* Work to be completed:
The entries below should be copied exactly and completely.

* Data shown:
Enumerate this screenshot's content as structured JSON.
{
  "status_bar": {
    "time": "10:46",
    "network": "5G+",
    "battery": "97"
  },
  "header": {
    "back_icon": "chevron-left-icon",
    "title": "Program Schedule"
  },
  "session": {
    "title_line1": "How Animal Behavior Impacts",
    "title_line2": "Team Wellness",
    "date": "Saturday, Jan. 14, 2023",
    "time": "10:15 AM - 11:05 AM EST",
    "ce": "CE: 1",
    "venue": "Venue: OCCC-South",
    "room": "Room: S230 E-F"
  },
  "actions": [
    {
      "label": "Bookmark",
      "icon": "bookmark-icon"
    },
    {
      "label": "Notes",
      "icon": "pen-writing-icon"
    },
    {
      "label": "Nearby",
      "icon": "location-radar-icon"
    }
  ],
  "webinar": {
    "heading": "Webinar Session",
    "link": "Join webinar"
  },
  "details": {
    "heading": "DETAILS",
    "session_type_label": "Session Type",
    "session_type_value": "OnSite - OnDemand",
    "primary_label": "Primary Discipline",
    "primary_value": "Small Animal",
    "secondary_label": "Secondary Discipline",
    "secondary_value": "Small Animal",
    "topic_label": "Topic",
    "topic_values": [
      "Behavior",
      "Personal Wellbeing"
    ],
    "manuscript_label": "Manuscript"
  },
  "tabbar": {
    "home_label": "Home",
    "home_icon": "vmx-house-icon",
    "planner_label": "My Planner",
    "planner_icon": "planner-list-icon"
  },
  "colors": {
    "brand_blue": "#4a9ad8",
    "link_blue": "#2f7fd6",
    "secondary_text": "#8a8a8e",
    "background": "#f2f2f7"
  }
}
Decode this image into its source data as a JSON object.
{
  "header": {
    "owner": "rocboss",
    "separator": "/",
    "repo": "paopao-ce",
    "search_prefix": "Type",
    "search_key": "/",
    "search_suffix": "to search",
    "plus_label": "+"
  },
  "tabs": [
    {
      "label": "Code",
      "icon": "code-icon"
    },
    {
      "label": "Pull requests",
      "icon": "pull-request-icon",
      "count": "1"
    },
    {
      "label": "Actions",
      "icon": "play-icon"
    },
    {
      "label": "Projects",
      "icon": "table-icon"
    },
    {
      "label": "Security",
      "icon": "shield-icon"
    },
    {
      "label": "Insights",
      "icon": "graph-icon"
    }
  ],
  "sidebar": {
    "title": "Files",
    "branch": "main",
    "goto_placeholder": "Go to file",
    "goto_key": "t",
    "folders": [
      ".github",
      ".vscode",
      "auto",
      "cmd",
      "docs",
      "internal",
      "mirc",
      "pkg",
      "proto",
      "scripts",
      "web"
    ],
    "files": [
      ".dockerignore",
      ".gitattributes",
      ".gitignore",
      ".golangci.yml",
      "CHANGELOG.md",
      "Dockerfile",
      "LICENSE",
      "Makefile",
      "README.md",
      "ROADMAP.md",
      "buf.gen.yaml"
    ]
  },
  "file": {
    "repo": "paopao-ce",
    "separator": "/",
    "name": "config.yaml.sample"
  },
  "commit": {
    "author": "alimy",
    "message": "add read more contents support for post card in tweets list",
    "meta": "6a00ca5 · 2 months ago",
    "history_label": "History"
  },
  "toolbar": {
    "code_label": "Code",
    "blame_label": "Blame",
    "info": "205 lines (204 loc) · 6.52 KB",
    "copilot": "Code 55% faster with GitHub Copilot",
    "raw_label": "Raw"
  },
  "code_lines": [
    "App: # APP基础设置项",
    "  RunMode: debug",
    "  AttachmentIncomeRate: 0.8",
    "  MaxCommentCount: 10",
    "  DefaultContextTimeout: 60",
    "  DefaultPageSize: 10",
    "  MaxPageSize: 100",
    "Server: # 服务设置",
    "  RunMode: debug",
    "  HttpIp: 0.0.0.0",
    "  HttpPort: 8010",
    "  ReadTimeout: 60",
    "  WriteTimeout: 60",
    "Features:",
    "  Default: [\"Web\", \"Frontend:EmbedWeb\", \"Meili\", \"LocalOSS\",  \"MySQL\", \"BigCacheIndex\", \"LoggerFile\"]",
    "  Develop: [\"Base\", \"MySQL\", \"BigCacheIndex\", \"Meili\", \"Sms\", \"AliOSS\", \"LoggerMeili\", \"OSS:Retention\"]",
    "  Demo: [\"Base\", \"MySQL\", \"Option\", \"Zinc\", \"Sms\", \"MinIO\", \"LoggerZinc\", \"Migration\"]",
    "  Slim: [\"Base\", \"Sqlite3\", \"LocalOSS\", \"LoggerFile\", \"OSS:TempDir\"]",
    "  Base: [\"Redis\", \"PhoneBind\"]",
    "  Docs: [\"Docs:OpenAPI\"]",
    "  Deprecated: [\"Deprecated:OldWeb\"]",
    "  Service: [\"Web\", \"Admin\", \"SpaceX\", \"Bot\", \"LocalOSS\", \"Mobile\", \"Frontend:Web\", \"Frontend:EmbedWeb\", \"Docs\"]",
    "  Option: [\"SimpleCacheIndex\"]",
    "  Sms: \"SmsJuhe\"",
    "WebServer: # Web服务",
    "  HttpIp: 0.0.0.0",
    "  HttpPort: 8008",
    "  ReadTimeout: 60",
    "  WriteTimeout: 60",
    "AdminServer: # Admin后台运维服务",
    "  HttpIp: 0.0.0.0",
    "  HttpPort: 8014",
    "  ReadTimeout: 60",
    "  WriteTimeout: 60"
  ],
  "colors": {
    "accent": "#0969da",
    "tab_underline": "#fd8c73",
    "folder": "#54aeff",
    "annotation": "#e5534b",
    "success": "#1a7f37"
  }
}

* Exercise response:
Enumerate this screenshot's content as structured JSON.
{
  "status_bar": {
    "time": "10:46",
    "network": "5G+",
    "battery": "97"
  },
  "header": {
    "back_icon": "chevron-left-icon",
    "title": "Program Schedule"
  },
  "session": {
    "title_line1": "How Animal Behavior Impacts",
    "title_line2": "Team Wellness",
    "date": "Saturday, Jan. 14, 2023",
    "time": "10:15 AM - 11:05 AM EST",
    "ce": "CE: 1",
    "venue": "Venue: OCCC-South",
    "room": "Room: S230 E-F"
  },
  "actions": [
    {
      "label": "Bookmark",
      "icon": "bookmark-icon"
    },
    {
      "label": "Notes",
      "icon": "pen-writing-icon"
    },
    {
      "label": "Nearby",
      "icon": "location-radar-icon"
    }
  ],
  "webinar": {
    "heading": "Webinar Session",
    "link": "Join webinar"
  },
  "details": {
    "heading": "DETAILS",
    "session_type_label": "Session Type",
    "session_type_value": "OnSite - OnDemand",
    "primary_label": "Primary Discipline",
    "primary_value": "Small Animal",
    "secondary_label": "Secondary Discipline",
    "secondary_value": "Small Animal",
    "topic_label": "Topic",
    "topic_values": [
      "Behavior",
      "Personal Wellbeing"
    ],
    "manuscript_label": "Manuscript"
  },
  "tabbar": {
    "home_label": "Home",
    "home_icon": "vmx-house-icon",
    "planner_label": "My Planner",
    "planner_icon": "planner-list-icon"
  },
  "colors": {
    "brand_blue": "#4a9ad8",
    "link_blue": "#2f7fd6",
    "secondary_text": "#8a8a8e",
    "background": "#f2f2f7"
  }
}
Decode this image into its source data as a JSON object.
{
  "header": {
    "owner": "rocboss",
    "separator": "/",
    "repo": "paopao-ce",
    "search_prefix": "Type",
    "search_key": "/",
    "search_suffix": "to search",
    "plus_label": "+"
  },
  "tabs": [
    {
      "label": "Code",
      "icon": "code-icon"
    },
    {
      "label": "Pull requests",
      "icon": "pull-request-icon",
      "count": "1"
    },
    {
      "label": "Actions",
      "icon": "play-icon"
    },
    {
      "label": "Projects",
      "icon": "table-icon"
    },
    {
      "label": "Security",
      "icon": "shield-icon"
    },
    {
      "label": "Insights",
      "icon": "graph-icon"
    }
  ],
  "sidebar": {
    "title": "Files",
    "branch": "main",
    "goto_placeholder": "Go to file",
    "goto_key": "t",
    "folders": [
      ".github",
      ".vscode",
      "auto",
      "cmd",
      "docs",
      "internal",
      "mirc",
      "pkg",
      "proto",
      "scripts",
      "web"
    ],
    "files": [
      ".dockerignore",
      ".gitattributes",
      ".gitignore",
      ".golangci.yml",
      "CHANGELOG.md",
      "Dockerfile",
      "LICENSE",
      "Makefile",
      "README.md",
      "ROADMAP.md",
      "buf.gen.yaml"
    ]
  },
  "file": {
    "repo": "paopao-ce",
    "separator": "/",
    "name": "config.yaml.sample"
  },
  "commit": {
    "author": "alimy",
    "message": "add read more contents support for post card in tweets list",
    "meta": "6a00ca5 · 2 months ago",
    "history_label": "History"
  },
  "toolbar": {
    "code_label": "Code",
    "blame_label": "Blame",
    "info": "205 lines (204 loc) · 6.52 KB",
    "copilot": "Code 55% faster with GitHub Copilot",
    "raw_label": "Raw"
  },
  "code_lines": [
    "App: # APP基础设置项",
    "  RunMode: debug",
    "  AttachmentIncomeRate: 0.8",
    "  MaxCommentCount: 10",
    "  DefaultContextTimeout: 60",
    "  DefaultPageSize: 10",
    "  MaxPageSize: 100",
    "Server: # 服务设置",
    "  RunMode: debug",
    "  HttpIp: 0.0.0.0",
    "  HttpPort: 8010",
    "  ReadTimeout: 60",
    "  WriteTimeout: 60",
    "Features:",
    "  Default: [\"Web\", \"Frontend:EmbedWeb\", \"Meili\", \"LocalOSS\",  \"MySQL\", \"BigCacheIndex\", \"LoggerFile\"]",
    "  Develop: [\"Base\", \"MySQL\", \"BigCacheIndex\", \"Meili\", \"Sms\", \"AliOSS\", \"LoggerMeili\", \"OSS:Retention\"]",
    "  Demo: [\"Base\", \"MySQL\", \"Option\", \"Zinc\", \"Sms\", \"MinIO\", \"LoggerZinc\", \"Migration\"]",
    "  Slim: [\"Base\", \"Sqlite3\", \"LocalOSS\", \"LoggerFile\", \"OSS:TempDir\"]",
    "  Base: [\"Redis\", \"PhoneBind\"]",
    "  Docs: [\"Docs:OpenAPI\"]",
    "  Deprecated: [\"Deprecated:OldWeb\"]",
    "  Service: [\"Web\", \"Admin\", \"SpaceX\", \"Bot\", \"LocalOSS\", \"Mobile\", \"Frontend:Web\", \"Frontend:EmbedWeb\", \"Docs\"]",
    "  Option: [\"SimpleCacheIndex\"]",
    "  Sms: \"SmsJuhe\"",
    "WebServer: # Web服务",
    "  HttpIp: 0.0.0.0",
    "  HttpPort: 8008",
    "  ReadTimeout: 60",
    "  WriteTimeout: 60",
    "AdminServer: # Admin后台运维服务",
    "  HttpIp: 0.0.0.0",
    "  HttpPort: 8014",
    "  ReadTimeout: 60",
    "  WriteTimeout: 60"
  ],
  "colors": {
    "accent": "#0969da",
    "tab_underline": "#fd8c73",
    "folder": "#54aeff",
    "annotation": "#e5534b",
    "success": "#1a7f37"
  }
}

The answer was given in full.